I’m confused by all the regulatory and court rulings surrounding overtime exemptions. What is the salary threshold for an employee to be exempt from overtime?
Despite efforts by the previous administration, overtime regulations under the U.S. Fair Labor Standards Act remain the same as they have been since 2004. For an employee to be exempt from overtime, they must make at least $455 weekly, which translates into an annual salary of $23,660. Salary is just part of the equation though. It is the job duties test that trips up most employers. Retailers should determine whether employees currently classified as exempt from minimum wage and overtime truly meet the exempt status. Job title is the least important factor for an exemption. Exemptions are like tax deductions, it’s the burden of the taxpayer to prove the validity of the deduction. It’s the burden of the employer to prove the validity of the exemption. You’re not required to treat employees over a certain salary as exempt, but if you do, be sure to check its done properly. Otherwise, you risk owing a lot of money.
Aren’t all managers considered exempt employees?
No. Executive employees are just one of the categories of employees who can qualify as exempt. This exemption may include managers. For an executive exemption:
- An employee’s primary duty must be management.
- The employee must direct the work of at least two or more other full-time employees.
- The employee must have the authority to hire or fire other employees, or that employee’s suggestions and recommendations to hire or fire must be given particular weight and deferred to regularly.
Isn’t there an exemption for administrative employees too?
An administrative employee exemption is one of the most difficult to sustain. The primary duty must be office or non-manual work that relates directly to management and the individual must exercise independent judgment and discretion concerning matters of significance. For example, an office manager may reorder product that cost several thousands of dollars, but that does not require independent judgment and discretion. However, if the employee evaluates bids from different providers, negotiates with them and makes a recommendation to the employer, then that is closer to the discretion and independent judgment necessary for this exemption. Office or administrative employees often deal with important, confidential matters. That does not mean they are exempt.
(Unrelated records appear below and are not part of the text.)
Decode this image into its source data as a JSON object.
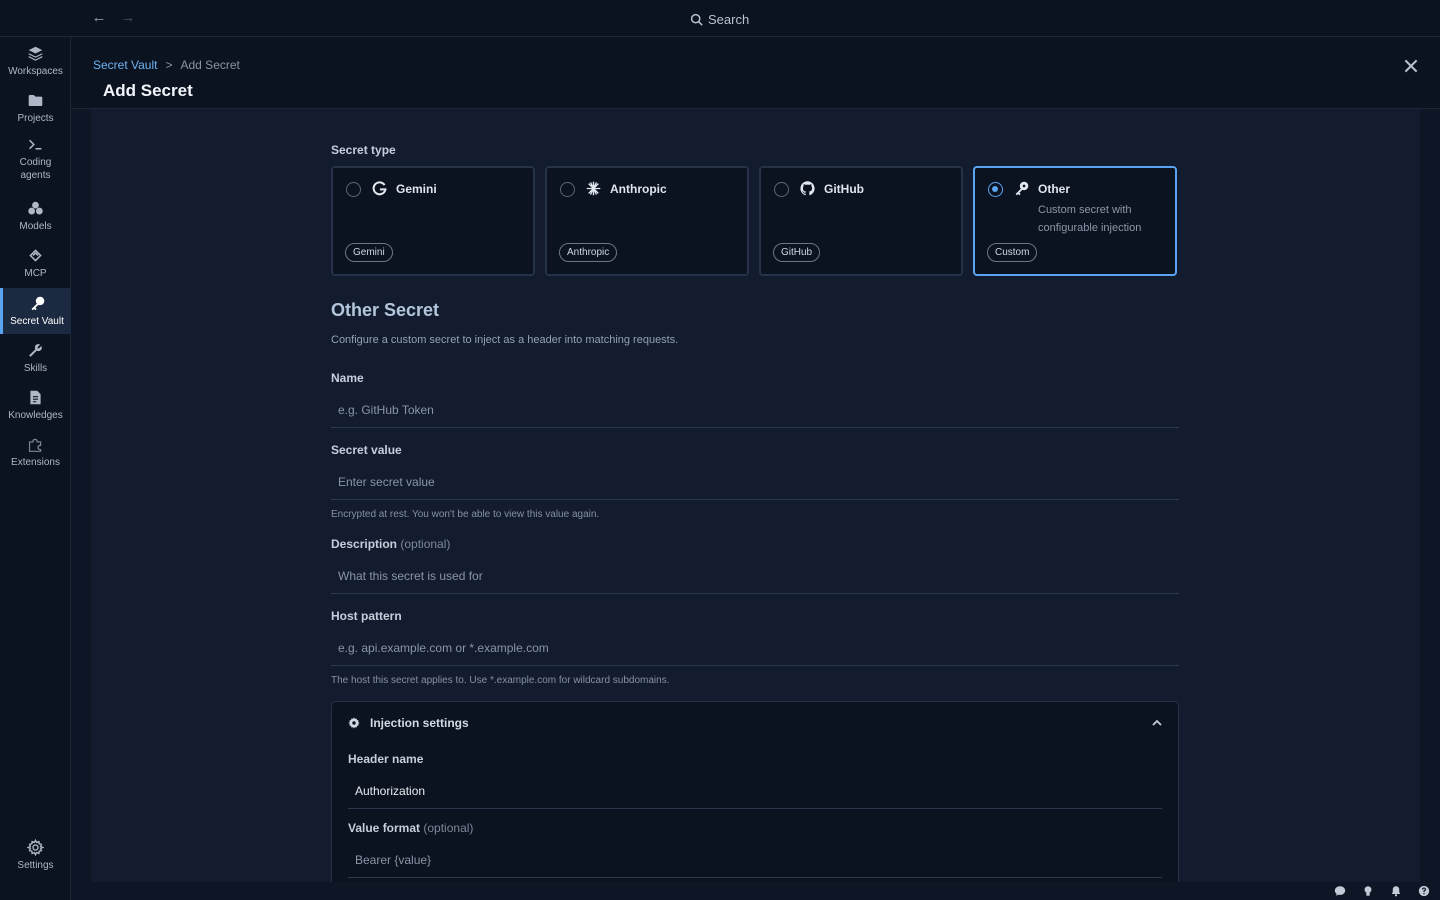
{
  "topbar": {
    "search_label": "Search"
  },
  "sidebar": {
    "items": [
      {
        "label": "Workspaces",
        "icon": "layers-icon"
      },
      {
        "label": "Projects",
        "icon": "folder-icon"
      },
      {
        "label": "Coding agents",
        "icon": "terminal-icon"
      },
      {
        "label": "Models",
        "icon": "cubes-icon"
      },
      {
        "label": "MCP",
        "icon": "mcp-icon"
      },
      {
        "label": "Secret Vault",
        "icon": "key-icon",
        "active": true
      },
      {
        "label": "Skills",
        "icon": "wrench-icon"
      },
      {
        "label": "Knowledges",
        "icon": "document-icon"
      },
      {
        "label": "Extensions",
        "icon": "puzzle-icon"
      }
    ],
    "settings_label": "Settings"
  },
  "header": {
    "breadcrumb_root": "Secret Vault",
    "breadcrumb_sep": ">",
    "breadcrumb_current": "Add Secret",
    "title": "Add Secret"
  },
  "form": {
    "secret_type_label": "Secret type",
    "types": [
      {
        "title": "Gemini",
        "badge": "Gemini",
        "desc": "",
        "icon": "google-icon"
      },
      {
        "title": "Anthropic",
        "badge": "Anthropic",
        "desc": "",
        "icon": "anthropic-icon"
      },
      {
        "title": "GitHub",
        "badge": "GitHub",
        "desc": "",
        "icon": "github-icon"
      },
      {
        "title": "Other",
        "badge": "Custom",
        "desc": "Custom secret with configurable injection",
        "icon": "key-icon",
        "selected": true
      }
    ],
    "section_title": "Other Secret",
    "section_desc": "Configure a custom secret to inject as a header into matching requests.",
    "name": {
      "label": "Name",
      "placeholder": "e.g. GitHub Token"
    },
    "secret_value": {
      "label": "Secret value",
      "placeholder": "Enter secret value",
      "help": "Encrypted at rest. You won't be able to view this value again."
    },
    "description": {
      "label": "Description",
      "optional": "(optional)",
      "placeholder": "What this secret is used for"
    },
    "host_pattern": {
      "label": "Host pattern",
      "placeholder": "e.g. api.example.com or *.example.com",
      "help": "The host this secret applies to. Use *.example.com for wildcard subdomains."
    },
    "injection": {
      "title": "Injection settings",
      "header_name": {
        "label": "Header name",
        "value": "Authorization"
      },
      "value_format": {
        "label": "Value format",
        "optional": "(optional)",
        "value": "Bearer {value}"
      }
    }
  },
  "colors": {
    "accent": "#5aa3f0",
    "background": "#0e1625",
    "panel": "#121c2e"
  }
}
May an employee qualify for an exemption as a “professional?”
The professional employee exemption is where the work requires advanced knowledge in science and learning, which includes work requiring the consistent exercise of discretion and judgment. This is customarily acquired by a prolonged course of specialized intellectual instruction, such as a college degree. The degree must be related to the field of study used on the job. For example, a college graduate with a degree in history is not an exempt professional simply because of that degree. There is also a professional exemption for an employee in a creative, artistic job, such as a fashion designer. The work has to be original. Thus, a designer of “knock-offs” is not considered an exempt professional.
May commission paid sales employees qualify for exempt status?
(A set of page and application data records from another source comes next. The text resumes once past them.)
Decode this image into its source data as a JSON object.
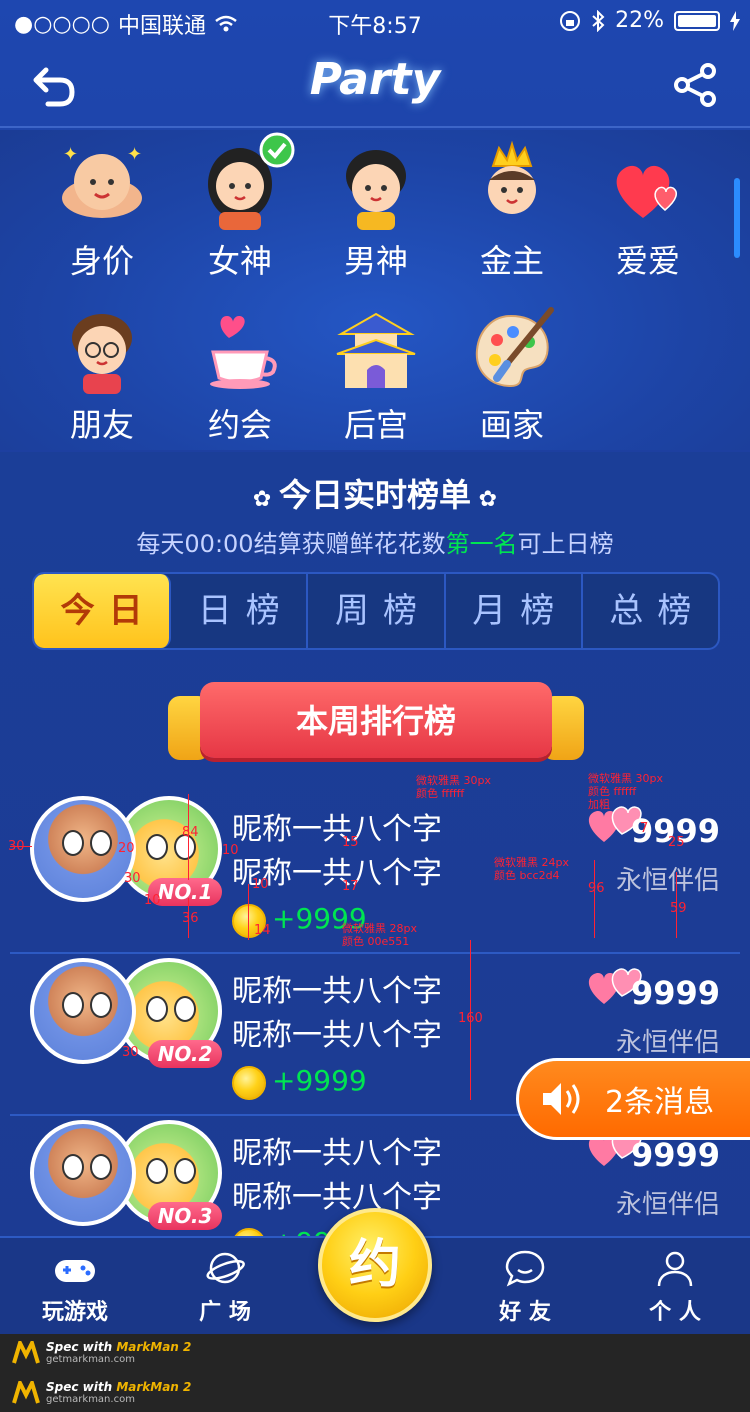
{
  "status_bar": {
    "signal": "●○○○○",
    "carrier": "中国联通",
    "time": "下午8:57",
    "battery": "22%"
  },
  "header": {
    "title": "Party"
  },
  "categories": [
    {
      "label": "身价",
      "icon": "muscle-baby-icon"
    },
    {
      "label": "女神",
      "icon": "goddess-icon",
      "checked": true
    },
    {
      "label": "男神",
      "icon": "male-god-icon"
    },
    {
      "label": "金主",
      "icon": "crown-boy-icon"
    },
    {
      "label": "爱爱",
      "icon": "hearts-icon"
    },
    {
      "label": "朋友",
      "icon": "friend-icon"
    },
    {
      "label": "约会",
      "icon": "date-cup-icon"
    },
    {
      "label": "后宫",
      "icon": "palace-icon"
    },
    {
      "label": "画家",
      "icon": "palette-icon"
    }
  ],
  "ranking": {
    "title": "今日实时榜单",
    "subtitle_pre": "每天00:00结算获赠鲜花花数",
    "subtitle_hl": "第一名",
    "subtitle_post": "可上日榜",
    "tabs": [
      "今日",
      "日榜",
      "周榜",
      "月榜",
      "总榜"
    ],
    "active_tab": 0,
    "banner": "本周排行榜",
    "rows": [
      {
        "rank": "NO.1",
        "nick1": "昵称一共八个字",
        "nick2": "昵称一共八个字",
        "gain": "+9999",
        "score": "9999",
        "relation": "永恒伴侣"
      },
      {
        "rank": "NO.2",
        "nick1": "昵称一共八个字",
        "nick2": "昵称一共八个字",
        "gain": "+9999",
        "score": "9999",
        "relation": "永恒伴侣"
      },
      {
        "rank": "NO.3",
        "nick1": "昵称一共八个字",
        "nick2": "昵称一共八个字",
        "gain": "+9999",
        "score": "9999",
        "relation": "永恒伴侣"
      }
    ]
  },
  "annotations": {
    "nick_font": "微软雅黑 30px",
    "nick_color": "颜色 ffffff",
    "score_font": "微软雅黑 30px",
    "score_color": "颜色 ffffff",
    "score_bold": "加粗",
    "rel_font": "微软雅黑 24px",
    "rel_color": "颜色 bcc2d4",
    "gain_font": "微软雅黑 28px",
    "gain_color": "颜色 00e551",
    "n30a": "30",
    "n20": "20",
    "n84": "84",
    "n10a": "10",
    "n30b": "30",
    "n10b": "10",
    "n36": "36",
    "n10c": "10",
    "n14": "14",
    "n15": "15",
    "n17": "17",
    "n7": "7",
    "n25": "25",
    "n96": "96",
    "n59": "59",
    "n30c": "30",
    "n160": "160"
  },
  "floating_message": {
    "label": "2条消息"
  },
  "tabbar": {
    "items": [
      "玩游戏",
      "广 场",
      "好 友",
      "个 人"
    ],
    "center": "约"
  },
  "footer": {
    "spec_prefix": "Spec with ",
    "spec_brand": "MarkMan 2",
    "url": "getmarkman.com"
  },
  "colors": {
    "accent_green": "#00e551",
    "tab_active": "#ffc31c",
    "message_orange": "#ff6a00"
  }
}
A commission sales employee of a retail or service establishment may be considered exempt, provided more than one half of the employee’s earnings are from commissions and the employee must earn at least time and a half of the minimum wage for every hour worked.
Are there other employees who may qualify for exempt status?
There are exemptions for computer professionals, outside salespersons and employees in certain industries.
May I dock an exempt employee’s salary?
The opportunity to do so is limited. The general rule is that an exempt employee may not be docked in anything less than full-day increments. One exception is if the exempt employee is absent for part of a day due to a FMLA-related reason, the pay may be docked. Otherwise, deductions must be in minimum full-day increments. There are Department of Labor rules that address when an exempt employee’s salary may be docked. An improper deduction from an exempt employee’s pay risks nullifying the exemption and subjecting the employer to back pay.